The research shows that less than 6% of groundwater in the upper 2 km of the Earth's landmass is renewable within a human lifetime.  The total groundwater volume in the upper 2 km of continental crust is approximately 22.6 million km3, which represents a small percentage of the total groundwater on Earth yet dwarfs all other components of the active hydrologic cycle. The volume is equivalent to a body of water with a depth of about 3 m spread over the continents.

Get the paper here: http://www.nature.com/ngeo/journal/vaop/ncurrent/full/ngeo2590.html

Monday
Jun022014

Groundwater Remedy Completion Strategy

Groundwater remediation is a component of more than 90% of active Superfund sites and achieving groundwater remedial action objectives (RAOs) can take years or even decades. The purpose of this guidance is to help focus resources on the information and decisions needed to effectively complete groundwater remedies and to ensure that these remedies protect human health and the environment. This document presents a recommended "groundwater remedy completion strategy" for evaluating Superfund groundwater remedy performance and making decisions to help facilitate achievement of RAOs and associated cleanup levels.

Download the guidance document here: http://www.epa.gov/superfund/health/conmedia/gwdocs/pdfs/EPA_Groundwater_Remedy_Completion.pdf

Friday
Aug162013

Call for Abstracts: Groundwater Issues and Water Management - Strategies Addressing the Challenges of Sustainability in California

The Groundwater Resources Association of California, in cooperation with USCID, the US Society for Irrigation and Drainage Professionals, is requesting abstracts for the upcoming conference:

Groundwater Issues and Water Management - Strategies Addressing the Challenges of Sustainability in California

The conference will be held March 4-5, 2014, in Sacramento, California.

Submit your abstract online by September 1, 2013, at http://www.grac.org/giwm-abstracts.

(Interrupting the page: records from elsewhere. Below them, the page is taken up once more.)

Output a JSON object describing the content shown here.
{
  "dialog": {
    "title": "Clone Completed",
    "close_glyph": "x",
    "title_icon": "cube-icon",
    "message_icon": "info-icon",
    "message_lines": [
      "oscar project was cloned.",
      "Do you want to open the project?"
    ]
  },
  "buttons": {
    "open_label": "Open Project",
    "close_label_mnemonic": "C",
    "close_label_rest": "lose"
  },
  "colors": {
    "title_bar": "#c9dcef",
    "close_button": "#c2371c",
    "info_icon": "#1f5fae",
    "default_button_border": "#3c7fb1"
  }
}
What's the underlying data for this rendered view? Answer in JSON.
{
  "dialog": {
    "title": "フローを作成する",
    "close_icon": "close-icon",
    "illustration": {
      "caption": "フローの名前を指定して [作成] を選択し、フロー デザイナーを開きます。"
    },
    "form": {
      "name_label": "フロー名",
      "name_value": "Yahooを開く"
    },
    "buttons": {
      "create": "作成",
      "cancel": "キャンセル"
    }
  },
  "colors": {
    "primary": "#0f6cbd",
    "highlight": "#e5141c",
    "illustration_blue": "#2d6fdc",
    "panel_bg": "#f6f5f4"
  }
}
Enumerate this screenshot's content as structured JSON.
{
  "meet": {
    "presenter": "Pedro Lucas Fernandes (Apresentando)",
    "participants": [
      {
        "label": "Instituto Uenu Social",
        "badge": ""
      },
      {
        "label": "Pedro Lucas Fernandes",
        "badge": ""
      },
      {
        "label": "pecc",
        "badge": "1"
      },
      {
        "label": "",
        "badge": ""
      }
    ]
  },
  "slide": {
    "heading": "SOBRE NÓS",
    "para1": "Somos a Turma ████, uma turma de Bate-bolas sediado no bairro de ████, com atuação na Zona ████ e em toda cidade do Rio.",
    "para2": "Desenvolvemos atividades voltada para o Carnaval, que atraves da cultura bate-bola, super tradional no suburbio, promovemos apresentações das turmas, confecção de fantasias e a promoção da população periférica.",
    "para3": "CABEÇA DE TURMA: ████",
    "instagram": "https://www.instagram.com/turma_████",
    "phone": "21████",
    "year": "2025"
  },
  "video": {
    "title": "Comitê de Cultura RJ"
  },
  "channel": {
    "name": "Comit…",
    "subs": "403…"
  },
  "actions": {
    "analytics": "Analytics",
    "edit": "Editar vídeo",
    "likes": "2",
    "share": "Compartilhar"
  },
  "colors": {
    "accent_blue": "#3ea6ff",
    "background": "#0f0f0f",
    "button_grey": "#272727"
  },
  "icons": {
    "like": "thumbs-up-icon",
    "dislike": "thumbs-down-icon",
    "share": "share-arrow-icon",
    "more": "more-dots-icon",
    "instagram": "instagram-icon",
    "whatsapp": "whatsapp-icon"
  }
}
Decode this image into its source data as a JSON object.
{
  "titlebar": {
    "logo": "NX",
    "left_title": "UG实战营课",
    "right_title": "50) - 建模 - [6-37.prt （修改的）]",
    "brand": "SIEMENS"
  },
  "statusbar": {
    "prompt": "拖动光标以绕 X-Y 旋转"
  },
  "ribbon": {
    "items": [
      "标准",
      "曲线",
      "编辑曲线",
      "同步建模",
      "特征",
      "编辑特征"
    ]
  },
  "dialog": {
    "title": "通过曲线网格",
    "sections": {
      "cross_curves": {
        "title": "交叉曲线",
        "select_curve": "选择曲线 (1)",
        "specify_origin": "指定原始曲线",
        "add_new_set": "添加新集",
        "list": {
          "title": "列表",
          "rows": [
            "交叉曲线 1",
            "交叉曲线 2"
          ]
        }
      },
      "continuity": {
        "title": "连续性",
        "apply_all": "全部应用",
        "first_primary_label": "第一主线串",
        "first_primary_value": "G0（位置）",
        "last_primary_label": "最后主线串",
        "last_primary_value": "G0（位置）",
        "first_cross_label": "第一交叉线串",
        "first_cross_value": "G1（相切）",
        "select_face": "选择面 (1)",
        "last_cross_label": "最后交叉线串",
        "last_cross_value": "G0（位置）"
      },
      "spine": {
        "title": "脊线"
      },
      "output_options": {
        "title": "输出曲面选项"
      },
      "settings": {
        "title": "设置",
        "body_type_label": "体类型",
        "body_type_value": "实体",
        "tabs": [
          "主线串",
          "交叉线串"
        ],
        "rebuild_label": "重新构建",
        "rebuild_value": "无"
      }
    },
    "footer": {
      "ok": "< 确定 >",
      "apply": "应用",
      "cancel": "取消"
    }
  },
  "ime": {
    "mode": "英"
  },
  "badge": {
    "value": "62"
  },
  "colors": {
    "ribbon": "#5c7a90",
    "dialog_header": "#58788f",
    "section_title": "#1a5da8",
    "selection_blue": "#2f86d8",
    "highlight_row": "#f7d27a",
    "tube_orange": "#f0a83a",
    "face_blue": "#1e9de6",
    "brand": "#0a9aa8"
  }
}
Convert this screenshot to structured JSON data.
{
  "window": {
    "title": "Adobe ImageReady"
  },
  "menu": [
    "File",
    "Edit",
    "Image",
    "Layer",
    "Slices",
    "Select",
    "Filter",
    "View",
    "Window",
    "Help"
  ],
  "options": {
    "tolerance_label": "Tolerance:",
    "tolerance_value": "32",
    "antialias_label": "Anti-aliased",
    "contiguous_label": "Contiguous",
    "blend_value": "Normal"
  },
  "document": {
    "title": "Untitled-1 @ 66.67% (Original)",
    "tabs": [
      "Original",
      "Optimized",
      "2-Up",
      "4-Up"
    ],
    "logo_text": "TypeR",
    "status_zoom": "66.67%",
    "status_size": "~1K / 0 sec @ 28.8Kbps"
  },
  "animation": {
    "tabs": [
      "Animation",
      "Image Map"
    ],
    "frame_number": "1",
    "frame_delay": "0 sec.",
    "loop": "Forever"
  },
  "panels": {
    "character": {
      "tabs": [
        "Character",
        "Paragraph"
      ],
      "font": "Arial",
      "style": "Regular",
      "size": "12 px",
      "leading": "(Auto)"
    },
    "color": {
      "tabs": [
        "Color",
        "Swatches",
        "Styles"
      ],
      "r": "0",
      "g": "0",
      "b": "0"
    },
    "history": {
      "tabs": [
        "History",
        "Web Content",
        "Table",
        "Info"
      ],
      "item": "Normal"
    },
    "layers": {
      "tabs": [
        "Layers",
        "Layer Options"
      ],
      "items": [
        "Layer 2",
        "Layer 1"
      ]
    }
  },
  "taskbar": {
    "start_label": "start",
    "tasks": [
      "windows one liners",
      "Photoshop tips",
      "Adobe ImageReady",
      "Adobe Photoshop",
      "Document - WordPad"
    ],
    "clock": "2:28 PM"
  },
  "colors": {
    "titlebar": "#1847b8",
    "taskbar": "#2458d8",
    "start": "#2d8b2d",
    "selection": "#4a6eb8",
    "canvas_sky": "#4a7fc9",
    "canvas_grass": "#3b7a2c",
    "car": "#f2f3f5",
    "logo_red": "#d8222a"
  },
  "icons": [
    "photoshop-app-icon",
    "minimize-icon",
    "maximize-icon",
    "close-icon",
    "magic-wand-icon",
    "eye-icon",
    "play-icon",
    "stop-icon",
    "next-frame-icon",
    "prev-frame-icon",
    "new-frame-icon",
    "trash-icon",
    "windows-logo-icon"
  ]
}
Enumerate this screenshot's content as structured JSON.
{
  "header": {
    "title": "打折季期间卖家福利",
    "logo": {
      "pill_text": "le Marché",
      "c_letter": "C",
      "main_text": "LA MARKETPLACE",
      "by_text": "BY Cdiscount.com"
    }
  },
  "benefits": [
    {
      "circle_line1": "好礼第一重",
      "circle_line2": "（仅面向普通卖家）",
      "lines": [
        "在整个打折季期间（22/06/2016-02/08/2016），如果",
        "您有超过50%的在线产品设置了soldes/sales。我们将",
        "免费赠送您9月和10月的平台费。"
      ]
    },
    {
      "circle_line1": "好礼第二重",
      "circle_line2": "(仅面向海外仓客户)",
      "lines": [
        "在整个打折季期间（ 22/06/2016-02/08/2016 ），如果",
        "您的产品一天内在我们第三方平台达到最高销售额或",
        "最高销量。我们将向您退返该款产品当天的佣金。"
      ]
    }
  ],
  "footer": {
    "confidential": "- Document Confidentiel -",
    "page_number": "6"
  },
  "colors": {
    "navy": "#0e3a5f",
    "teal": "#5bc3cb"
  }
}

Many topics will be covered, including:

Sustainable Water Supplies

  • Climate Change Adaptation Strategies
  • Importance of Infrastructure Design and Investments
  • How Groundwater Fits into the "Sustainability" Picture
  • "Are My Groundwater Uses Sustainable?""Are Yours?"
  • Practical and Legal Definitions of Sustainability
  • Water Quality as a Measure of Sustainability
  • Water Conservation: Intended and Unintended Consequences

Visit the conference website to learn more.

Monday
Jun242013

Groundwater Conference & GRA Annual Meeting - Call for Abstracts

Please join the Groundwater Resources Association of California for their 22nd annual meeting and 29th Biennial Groundwater Conference.

Abstract submittals are welcome now through June 30, 2013.

The conference theme is California's Groundwater Future in the Balance: Integrating Quantity & Quality in a Changing Climate.

Abstracts are welcome on the following topics:

  • Groundwater Quality Challenges & Advancements Toward Improved Supply Reliability
  • Chronic Groundwater Level Declines: Options for Improved Management for Protection of Water Supply and Quality
  • Recent Innovation in Groundwater Quality Remediation to Improve Supply Reliability
  • Strategies to Sustainably Manage Groundwater Quality and Quantity in an Uncertain Climate Future
  • Emerging Groundwater Trends
  • Managed Aquifer Recharge: Water Quantity and Quality Considerations

The meeting will be held on October 8-9, 2013 at the Red Lion/Woodlake Conference Center Hotel in Sacramento, California.

Please visit the GRA website for abstract submission instructions and to learn more about the conference.